UPDATE: General manager Brian Cashman announced that a CT scan revealed a “small crack” near Jeter’s previous injury and the Yankees expect him to miss the entire first half. As of now he won’t need an additional surgery, but according to Cashman there is no timetable for Jeter’s return.
Unless they start shopping for a trade the Yankees will be leaning heavily on Eduardo Nunez.
It sounds like the latest setback for Derek Jeter’s recovery from a broken ankle may be a serious one, as Mark Feinsand of the New York Daily News reports that he “made an unscheduled trip to Charlotte to see his ankle surgeon.”
No official details yet, but Feinsand speculates that it “doesn’t sound like good news” and when asked if the visit stemmed from something that happened during Jeter’s workout Wednesday manager Joe Girardi replied: “Put two and two together.”
Jeter’s return timetable has been pushed back several times and as of yesterday the spin in New York was that he might be working too hard.
Another day, another Mets injury. Starter Robert Gsellman appeared to injure his leg attempting to beat out an infield single in the top of the fourth inning of Tuesday night’s game against the Marlins. Paul Sewald relieved him in the bottom half of the inning.
Gsellman allowed three runs on five hits with no walks and four strikeouts on 54 pitches before exiting. At the plate, he went 1-for-2 with a single which came in the third inning.
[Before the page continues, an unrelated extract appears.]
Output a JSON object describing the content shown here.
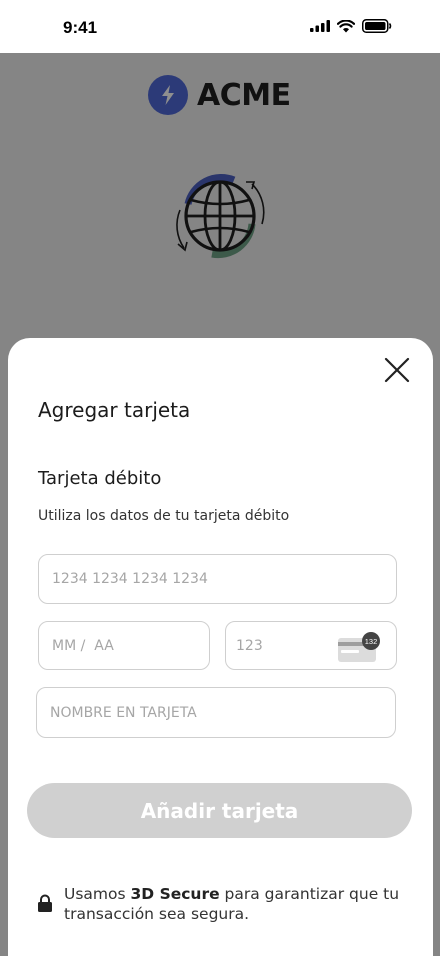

The Mets should provide information about Gsellman’s status later this evening. The team could be looking at yet another pitcher to add to the disabled list. Other injured Met pitchers include Noah Syndergaard, Zack Wheeler, Matt Harvey, Jeurys Familia, Tommy Milone, and Josh Smoker. And injured position players include Neil Walker, Juan Lagares, and David Wright. It’s been a rough year.
The Giants will call up infielder Jae-gyun Hwang from Triple-A Sacramento on Wednesday, NBC Sports Bay Area’s Alex Pavlovic reports.
Hwang, 29, signed with the Giants as a free agent from South Korea. He’ll earn a prorated salary of $1.5 million in the majors and has a chance to earn up to an additional $1.6 million in performance bonuses.
At Triple-A, Hwang hit .287/.333/.476 with seven home runs and 44 RBI in 279 plate appearances. He has mostly played first and third base, but also spent 17 defensive innings in left field. First base is spoken for with Brandon Belt, but Hwang could get the occasional start at the hot corner or in left field in San Francisco.
Hwang spent the previous 10 seasons in the Korean Baseball Organization. In his final season with the Lotte Giants last year, he hit .335/.397/.570 with 27 homers and 113 RBI.